Andrew and Mary are still thinking through what they believe is appropriate conversation at the table. Andrew believes that tough issues and morals should come up organically instead of establishing rigid rules about what can and can’t be discussed.

Mary agreed that the best way to handle difficult topics, such as Maggie’s behavior, are dependent on the situation. Maggie herself sometimes brings up ethical issues (for example, why God is typically referred to as a man). Mary explains that she doesn’t necessarily have control over where they are when they have these conversations. Andrew suggests that the best time to have ethical, difficult conversations depends, and that very tough questions shouldn’t be addressed at the dinner table.

Looking ahead: More collaboration and creating a “new normal”

Mary and Andrew’s goals for the future include making dinner a more collaborative process: deciding together what they should have, eating together and sharing the cleanup. They would like to establish more of a routine with dinners and to “form what it will look like when things are more normal.” In terms of establishing a routine, Mary has been learning how to be more flexible and to incorporate Maggie’s weekly schedule into her planning.

Both Andrew and Mary describe a successful dinner as one during which there is good, nourishing food, but also a connection with one another. To both of them, dinner means community, building relationships and talking about deeper issues (such as asking Maggie what she wants to achieve in life, discussing trouble with friends, etc).

When asked about their main priorities moving forward, Andrew hoped to establish new traditions together about what a family meal looks like and to teach Maggie the importance of the family meal. Mary also benefited from thinking about and articulating her goals, and being thoughtful about core family values.

Recommending The Family Dinner Project

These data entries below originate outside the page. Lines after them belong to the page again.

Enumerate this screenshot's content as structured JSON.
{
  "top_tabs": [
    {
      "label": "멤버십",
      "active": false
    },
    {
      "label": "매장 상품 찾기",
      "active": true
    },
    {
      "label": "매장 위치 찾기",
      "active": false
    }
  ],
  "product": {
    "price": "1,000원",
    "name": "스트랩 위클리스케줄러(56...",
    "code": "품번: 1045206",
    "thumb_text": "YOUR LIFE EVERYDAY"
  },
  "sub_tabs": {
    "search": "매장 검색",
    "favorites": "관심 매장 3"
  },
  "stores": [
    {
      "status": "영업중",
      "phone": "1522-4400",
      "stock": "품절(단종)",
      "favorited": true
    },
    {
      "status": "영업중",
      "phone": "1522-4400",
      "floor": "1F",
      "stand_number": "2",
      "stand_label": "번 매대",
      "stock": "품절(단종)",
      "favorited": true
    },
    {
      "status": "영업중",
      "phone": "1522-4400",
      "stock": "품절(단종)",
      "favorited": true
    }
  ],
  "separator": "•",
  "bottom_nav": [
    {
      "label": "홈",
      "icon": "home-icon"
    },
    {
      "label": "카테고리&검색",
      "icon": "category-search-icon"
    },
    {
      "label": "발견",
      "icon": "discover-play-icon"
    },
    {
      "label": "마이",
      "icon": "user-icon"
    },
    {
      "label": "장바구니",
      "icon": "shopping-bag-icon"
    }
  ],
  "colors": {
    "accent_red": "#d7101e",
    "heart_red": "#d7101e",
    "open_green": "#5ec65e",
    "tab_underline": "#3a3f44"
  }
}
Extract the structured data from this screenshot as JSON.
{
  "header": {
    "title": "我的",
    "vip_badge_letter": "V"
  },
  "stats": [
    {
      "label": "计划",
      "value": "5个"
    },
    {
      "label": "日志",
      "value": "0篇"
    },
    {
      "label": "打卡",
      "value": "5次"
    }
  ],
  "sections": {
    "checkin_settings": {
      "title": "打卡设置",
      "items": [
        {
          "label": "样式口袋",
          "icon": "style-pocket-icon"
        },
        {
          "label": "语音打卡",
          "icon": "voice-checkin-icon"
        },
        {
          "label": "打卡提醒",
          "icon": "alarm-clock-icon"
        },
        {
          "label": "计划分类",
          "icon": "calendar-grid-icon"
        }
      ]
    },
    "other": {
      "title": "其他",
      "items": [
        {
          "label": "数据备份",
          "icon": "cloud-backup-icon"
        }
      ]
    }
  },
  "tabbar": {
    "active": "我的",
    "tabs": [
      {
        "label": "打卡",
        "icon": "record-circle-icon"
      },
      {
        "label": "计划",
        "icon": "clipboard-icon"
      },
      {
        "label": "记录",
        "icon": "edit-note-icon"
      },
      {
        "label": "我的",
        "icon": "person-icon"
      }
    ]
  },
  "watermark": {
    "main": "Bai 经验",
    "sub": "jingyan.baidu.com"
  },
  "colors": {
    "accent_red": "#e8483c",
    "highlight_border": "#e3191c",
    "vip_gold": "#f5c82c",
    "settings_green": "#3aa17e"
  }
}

Mary and Andrew agreed that the project offers great resources (for example, the blog). Mary reported using the conversation starters on the website. The couple also suggested that it would be great if there was a way to get together with other participating families, to make shared meals and talk about their experiences.